Sound controls

This organ found was made with python and a laser cutter

Some of our readers will no doubt remember attaching a playing card to the front fork of his bike so that the spokes clicked the card as the wheel spun. It was supposed to look like a motorcycle, which it wasn’t, but it was fine, clean, and fun with the added bonus of making us even more annoying to the retirees in the neighborhood than the normal baseline, which was already quite high.

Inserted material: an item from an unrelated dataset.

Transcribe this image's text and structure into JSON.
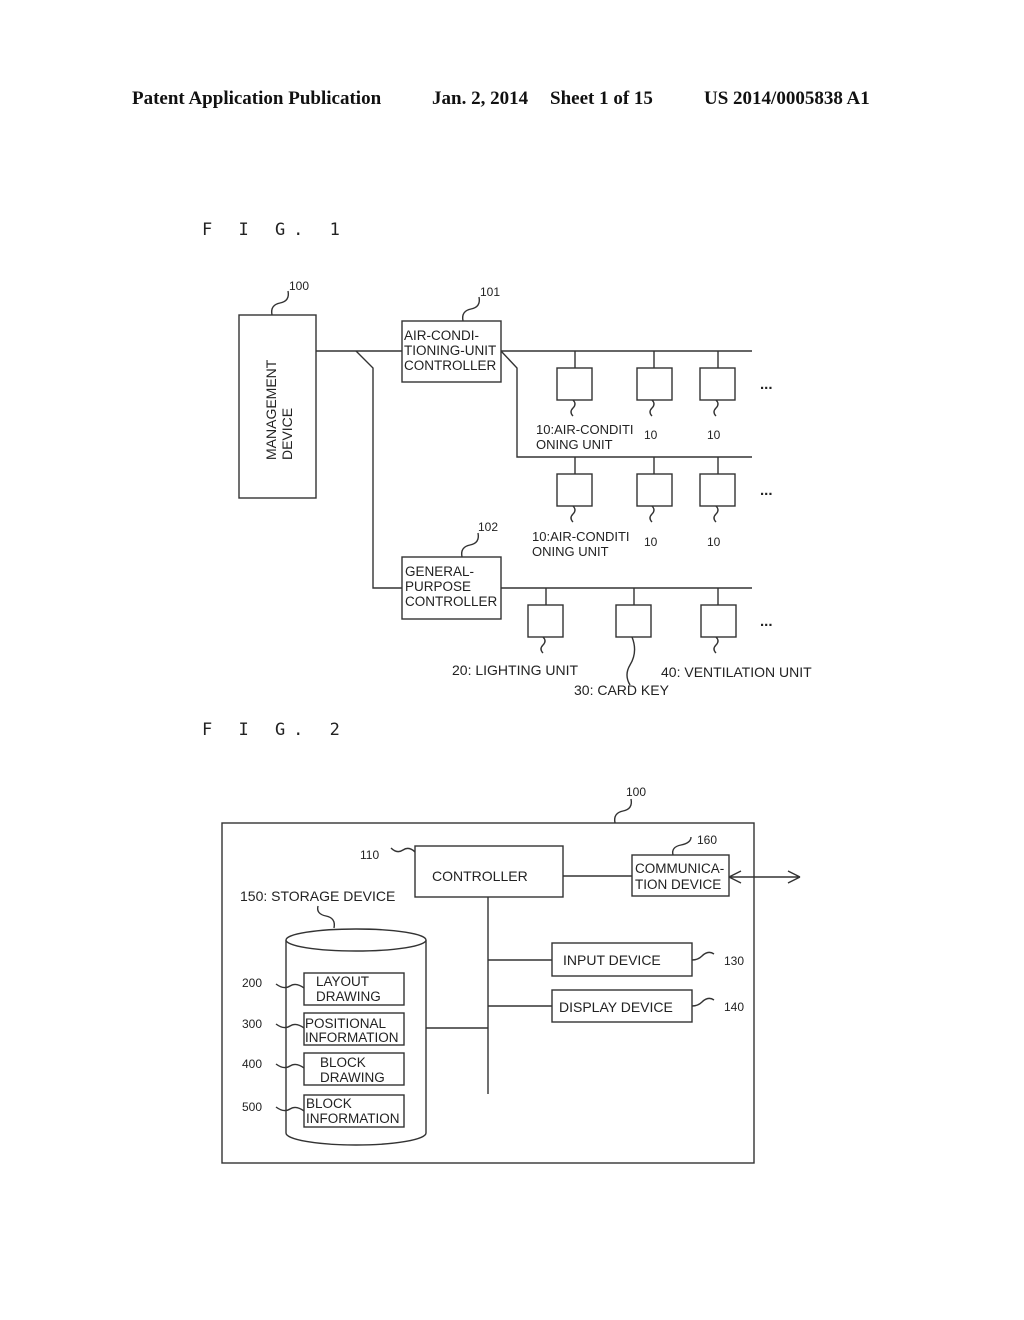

[Garett Morrison]”Click Wheel Organ” works on the same principle as a card in the spokes, but with many more wheels and much more musicality. The organ consists of a separate toothed wheel for each note, all rotating on a common shaft. Each wheel is laser cut from thin plywood, with a series of fine teeth around its outer circumference. The number of teeth, as calculated by a Python script, determines the pitch of the sound emitted when a thin reed is pressed against the spinning wheel. Since the ratio of the teeth between the wheels is fixed, all notes remain in tune with respect to each other, as long as the speed of the wheels remains constant.

The proof of concept in the video below shows that velocity control isn’t there yet – playing multiple notes at the same time seems to increase drag enough to slow the wheels and lower the pitch of all notes. There appears to be a photo switch on the wheel shaft to monitor speed, so we imagine a PID loop to control motor speed might help. That and a bigger motor that doesn’t bog down as easily. As for the sound, we’ll just say it’s certainly unique – and sounds like something [Nicolas Bras] would really dig.